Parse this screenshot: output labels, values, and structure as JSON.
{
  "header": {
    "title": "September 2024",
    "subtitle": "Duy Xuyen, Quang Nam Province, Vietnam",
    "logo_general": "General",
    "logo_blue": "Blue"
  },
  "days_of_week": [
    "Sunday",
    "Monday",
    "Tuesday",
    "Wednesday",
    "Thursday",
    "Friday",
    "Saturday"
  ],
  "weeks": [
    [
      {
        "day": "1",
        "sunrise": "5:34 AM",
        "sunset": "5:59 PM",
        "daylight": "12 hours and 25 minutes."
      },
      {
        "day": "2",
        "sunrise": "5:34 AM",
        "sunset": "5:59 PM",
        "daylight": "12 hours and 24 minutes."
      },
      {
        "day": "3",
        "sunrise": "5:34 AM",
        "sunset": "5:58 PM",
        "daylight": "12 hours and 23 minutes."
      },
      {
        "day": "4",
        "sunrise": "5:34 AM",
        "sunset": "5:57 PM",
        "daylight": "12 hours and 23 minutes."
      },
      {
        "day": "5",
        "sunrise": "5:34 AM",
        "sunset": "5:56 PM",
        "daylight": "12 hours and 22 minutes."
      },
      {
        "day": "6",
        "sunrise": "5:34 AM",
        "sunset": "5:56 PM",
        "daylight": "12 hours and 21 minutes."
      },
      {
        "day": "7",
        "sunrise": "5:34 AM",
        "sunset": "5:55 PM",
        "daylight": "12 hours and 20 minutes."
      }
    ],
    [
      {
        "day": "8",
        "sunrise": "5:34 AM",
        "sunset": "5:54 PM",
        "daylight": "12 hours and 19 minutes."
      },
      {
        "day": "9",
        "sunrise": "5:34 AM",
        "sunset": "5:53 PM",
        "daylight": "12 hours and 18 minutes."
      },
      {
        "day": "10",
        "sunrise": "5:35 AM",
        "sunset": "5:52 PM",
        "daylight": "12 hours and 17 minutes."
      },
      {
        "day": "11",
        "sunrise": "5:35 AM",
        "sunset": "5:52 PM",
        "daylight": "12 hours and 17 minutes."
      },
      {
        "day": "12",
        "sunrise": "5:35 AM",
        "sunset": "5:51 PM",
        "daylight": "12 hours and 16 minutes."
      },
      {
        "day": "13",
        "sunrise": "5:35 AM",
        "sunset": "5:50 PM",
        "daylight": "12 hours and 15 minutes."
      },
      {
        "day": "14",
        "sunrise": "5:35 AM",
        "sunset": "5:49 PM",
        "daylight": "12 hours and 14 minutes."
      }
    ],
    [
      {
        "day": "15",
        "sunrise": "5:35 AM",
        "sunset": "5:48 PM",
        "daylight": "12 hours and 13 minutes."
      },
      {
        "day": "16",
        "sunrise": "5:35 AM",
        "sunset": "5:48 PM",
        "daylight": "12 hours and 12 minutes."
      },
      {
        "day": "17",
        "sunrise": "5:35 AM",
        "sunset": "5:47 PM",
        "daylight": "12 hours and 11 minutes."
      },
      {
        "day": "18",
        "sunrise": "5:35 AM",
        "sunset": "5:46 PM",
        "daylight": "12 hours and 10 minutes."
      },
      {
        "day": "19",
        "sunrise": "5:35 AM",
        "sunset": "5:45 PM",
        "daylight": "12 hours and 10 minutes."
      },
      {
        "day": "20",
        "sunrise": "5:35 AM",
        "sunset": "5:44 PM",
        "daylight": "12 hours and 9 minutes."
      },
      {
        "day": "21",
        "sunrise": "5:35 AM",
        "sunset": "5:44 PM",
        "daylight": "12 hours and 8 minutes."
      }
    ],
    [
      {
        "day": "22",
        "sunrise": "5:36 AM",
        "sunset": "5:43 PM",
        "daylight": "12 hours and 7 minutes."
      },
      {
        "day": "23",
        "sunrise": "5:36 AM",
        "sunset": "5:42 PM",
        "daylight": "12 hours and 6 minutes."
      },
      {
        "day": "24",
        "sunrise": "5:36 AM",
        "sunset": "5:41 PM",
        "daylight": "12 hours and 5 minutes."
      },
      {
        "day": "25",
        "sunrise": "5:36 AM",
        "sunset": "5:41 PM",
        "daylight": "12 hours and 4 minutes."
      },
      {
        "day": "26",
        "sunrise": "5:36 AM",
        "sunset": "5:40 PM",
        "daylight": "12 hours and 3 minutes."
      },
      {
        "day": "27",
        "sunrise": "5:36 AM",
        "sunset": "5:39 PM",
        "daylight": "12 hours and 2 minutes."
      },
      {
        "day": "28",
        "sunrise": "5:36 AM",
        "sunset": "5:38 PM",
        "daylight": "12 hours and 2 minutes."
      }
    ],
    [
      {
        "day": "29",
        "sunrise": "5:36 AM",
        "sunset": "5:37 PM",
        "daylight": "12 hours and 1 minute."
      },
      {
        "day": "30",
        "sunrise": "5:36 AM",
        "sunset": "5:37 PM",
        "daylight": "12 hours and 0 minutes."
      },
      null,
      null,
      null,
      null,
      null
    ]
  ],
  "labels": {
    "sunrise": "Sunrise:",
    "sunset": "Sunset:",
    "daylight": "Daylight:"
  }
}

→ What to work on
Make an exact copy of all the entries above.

→ Response area
Parse this screenshot: output labels, values, and structure as JSON.
{
  "header": {
    "title": "September 2024",
    "subtitle": "Duy Xuyen, Quang Nam Province, Vietnam",
    "logo_general": "General",
    "logo_blue": "Blue"
  },
  "days_of_week": [
    "Sunday",
    "Monday",
    "Tuesday",
    "Wednesday",
    "Thursday",
    "Friday",
    "Saturday"
  ],
  "weeks": [
    [
      {
        "day": "1",
        "sunrise": "5:34 AM",
        "sunset": "5:59 PM",
        "daylight": "12 hours and 25 minutes."
      },
      {
        "day": "2",
        "sunrise": "5:34 AM",
        "sunset": "5:59 PM",
        "daylight": "12 hours and 24 minutes."
      },
      {
        "day": "3",
        "sunrise": "5:34 AM",
        "sunset": "5:58 PM",
        "daylight": "12 hours and 23 minutes."
      },
      {
        "day": "4",
        "sunrise": "5:34 AM",
        "sunset": "5:57 PM",
        "daylight": "12 hours and 23 minutes."
      },
      {
        "day": "5",
        "sunrise": "5:34 AM",
        "sunset": "5:56 PM",
        "daylight": "12 hours and 22 minutes."
      },
      {
        "day": "6",
        "sunrise": "5:34 AM",
        "sunset": "5:56 PM",
        "daylight": "12 hours and 21 minutes."
      },
      {
        "day": "7",
        "sunrise": "5:34 AM",
        "sunset": "5:55 PM",
        "daylight": "12 hours and 20 minutes."
      }
    ],
    [
      {
        "day": "8",
        "sunrise": "5:34 AM",
        "sunset": "5:54 PM",
        "daylight": "12 hours and 19 minutes."
      },
      {
        "day": "9",
        "sunrise": "5:34 AM",
        "sunset": "5:53 PM",
        "daylight": "12 hours and 18 minutes."
      },
      {
        "day": "10",
        "sunrise": "5:35 AM",
        "sunset": "5:52 PM",
        "daylight": "12 hours and 17 minutes."
      },
      {
        "day": "11",
        "sunrise": "5:35 AM",
        "sunset": "5:52 PM",
        "daylight": "12 hours and 17 minutes."
      },
      {
        "day": "12",
        "sunrise": "5:35 AM",
        "sunset": "5:51 PM",
        "daylight": "12 hours and 16 minutes."
      },
      {
        "day": "13",
        "sunrise": "5:35 AM",
        "sunset": "5:50 PM",
        "daylight": "12 hours and 15 minutes."
      },
      {
        "day": "14",
        "sunrise": "5:35 AM",
        "sunset": "5:49 PM",
        "daylight": "12 hours and 14 minutes."
      }
    ],
    [
      {
        "day": "15",
        "sunrise": "5:35 AM",
        "sunset": "5:48 PM",
        "daylight": "12 hours and 13 minutes."
      },
      {
        "day": "16",
        "sunrise": "5:35 AM",
        "sunset": "5:48 PM",
        "daylight": "12 hours and 12 minutes."
      },
      {
        "day": "17",
        "sunrise": "5:35 AM",
        "sunset": "5:47 PM",
        "daylight": "12 hours and 11 minutes."
      },
      {
        "day": "18",
        "sunrise": "5:35 AM",
        "sunset": "5:46 PM",
        "daylight": "12 hours and 10 minutes."
      },
      {
        "day": "19",
        "sunrise": "5:35 AM",
        "sunset": "5:45 PM",
        "daylight": "12 hours and 10 minutes."
      },
      {
        "day": "20",
        "sunrise": "5:35 AM",
        "sunset": "5:44 PM",
        "daylight": "12 hours and 9 minutes."
      },
      {
        "day": "21",
        "sunrise": "5:35 AM",
        "sunset": "5:44 PM",
        "daylight": "12 hours and 8 minutes."
      }
    ],
    [
      {
        "day": "22",
        "sunrise": "5:36 AM",
        "sunset": "5:43 PM",
        "daylight": "12 hours and 7 minutes."
      },
      {
        "day": "23",
        "sunrise": "5:36 AM",
        "sunset": "5:42 PM",
        "daylight": "12 hours and 6 minutes."
      },
      {
        "day": "24",
        "sunrise": "5:36 AM",
        "sunset": "5:41 PM",
        "daylight": "12 hours and 5 minutes."
      },
      {
        "day": "25",
        "sunrise": "5:36 AM",
        "sunset": "5:41 PM",
        "daylight": "12 hours and 4 minutes."
      },
      {
        "day": "26",
        "sunrise": "5:36 AM",
        "sunset": "5:40 PM",
        "daylight": "12 hours and 3 minutes."
      },
      {
        "day": "27",
        "sunrise": "5:36 AM",
        "sunset": "5:39 PM",
        "daylight": "12 hours and 2 minutes."
      },
      {
        "day": "28",
        "sunrise": "5:36 AM",
        "sunset": "5:38 PM",
        "daylight": "12 hours and 2 minutes."
      }
    ],
    [
      {
        "day": "29",
        "sunrise": "5:36 AM",
        "sunset": "5:37 PM",
        "daylight": "12 hours and 1 minute."
      },
      {
        "day": "30",
        "sunrise": "5:36 AM",
        "sunset": "5:37 PM",
        "daylight": "12 hours and 0 minutes."
      },
      null,
      null,
      null,
      null,
      null
    ]
  ],
  "labels": {
    "sunrise": "Sunrise:",
    "sunset": "Sunset:",
    "daylight": "Daylight:"
  }
}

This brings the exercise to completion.